$ pip install . $ python setup.py install $ giftwrap -h
$ git clone https://github.com/blueboxgroup/giftwrap.git $ vagrant up
$ make test
- Jinja2 templating - change your build by changing variables; not your manifest
- versioned paths - this allows you to run services side by side; easing the upgrade process.
How It Works
giftwrap is pretty simple. The basic flow is something like this:
- Create a YAML manifest with the packages you would like to build. See sample.yml
giftwrap build -m <manifest> [-v <version>]
- giftwrap will clone the git repo and git ref that you specify for each of the OpenStack projects
- giftwrap will find the closest Gerrit Change-Id and retrieve it's build logs
- From the build logs, giftwrap will find the pip dependencies used for that build and record them.
- A new virtualenv will be built with the pip dependencies found
- The OpenStack project code will be installed into the same virtualenv; but with locked pip dependencies
- giftwrap will check devstack for the system dependencies necessary for that project (to be done)
- An fpm package will be built from the intersection of the python install and system dependencies
This shows how to use docker-in-docker to build packages really fast. the example shows doing it within the provided vagrant instance. but this is for illustration purposes, it should be runnable from any machine with docker installed.
Build a giftwrap docker container like this:
$ docker build -t bluebox/giftwrap .
Run the giftwrap docker image and map in your docker socket and your manifest file:
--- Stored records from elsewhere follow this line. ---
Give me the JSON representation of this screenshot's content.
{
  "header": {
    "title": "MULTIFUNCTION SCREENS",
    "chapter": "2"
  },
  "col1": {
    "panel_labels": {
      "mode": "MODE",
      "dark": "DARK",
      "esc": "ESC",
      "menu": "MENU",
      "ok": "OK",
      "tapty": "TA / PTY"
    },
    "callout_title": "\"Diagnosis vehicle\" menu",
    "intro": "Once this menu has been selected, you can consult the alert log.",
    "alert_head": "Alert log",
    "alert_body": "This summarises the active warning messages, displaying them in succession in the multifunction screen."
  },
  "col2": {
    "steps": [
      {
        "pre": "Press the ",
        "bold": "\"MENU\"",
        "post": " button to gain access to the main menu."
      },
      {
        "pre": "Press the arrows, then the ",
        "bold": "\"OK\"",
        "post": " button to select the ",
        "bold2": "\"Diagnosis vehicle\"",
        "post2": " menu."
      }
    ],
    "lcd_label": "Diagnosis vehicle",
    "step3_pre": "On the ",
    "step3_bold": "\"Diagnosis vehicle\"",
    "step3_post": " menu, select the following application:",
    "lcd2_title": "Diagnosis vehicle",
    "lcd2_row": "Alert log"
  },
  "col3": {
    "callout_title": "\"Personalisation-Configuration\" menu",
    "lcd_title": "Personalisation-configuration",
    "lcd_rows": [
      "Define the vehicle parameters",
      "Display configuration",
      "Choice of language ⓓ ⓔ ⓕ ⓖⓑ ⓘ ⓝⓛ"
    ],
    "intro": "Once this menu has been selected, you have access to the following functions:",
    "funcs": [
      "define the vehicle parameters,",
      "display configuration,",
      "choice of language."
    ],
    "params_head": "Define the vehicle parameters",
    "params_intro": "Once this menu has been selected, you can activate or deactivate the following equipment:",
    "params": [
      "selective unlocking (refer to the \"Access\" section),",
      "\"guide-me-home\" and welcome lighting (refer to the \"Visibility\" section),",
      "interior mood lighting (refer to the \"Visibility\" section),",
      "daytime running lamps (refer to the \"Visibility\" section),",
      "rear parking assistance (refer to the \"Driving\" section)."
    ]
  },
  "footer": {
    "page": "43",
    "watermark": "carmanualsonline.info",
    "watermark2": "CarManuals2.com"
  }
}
$ docker run --rm -v /var/run/docker.sock:/var/run/docker.sock -v /vagrant/sample.yml:/tmp/manifest.yml bluebox/giftwrap $ docker images openstack-9.0 REPOSITORY TAG IMAGE ID CREATED VIRTUAL SIZE openstack-9.0 bbc6 44c37c8d9672 10 minutes ago 499.5 MB
- Provide option for source removal; package only the executables
- Allow for additional pip dependencies, alternate pip dependency versions, and even user-defined pip dependencies
- Allow for additional/alternate system package dependencies
|Authors||John Dewey (email@example.com)|
|Craig Tracey (firstname.lastname@example.org)|
|Paul Czarkowski (email@example.com)|
|Copyright||Copyright (c) 2014, John Dewey|
|Copyright (c) 2014, Craig Tracey|
|Copyright (c) 2014, Paul Czarkowski|
Licensed under the Apache License, Version 2.0 (the "License");
you may not use this file except in compliance with the License.
You may obtain a copy of the License at
Unless required by applicable law or agreed to in writing, software
distributed under the License is distributed on an "AS IS" BASIS,
WITHOUT WARRANTIES OR CONDITIONS OF ANY KIND, either express or implied.
See the License for the specific language governing permissions and
limitations under the License.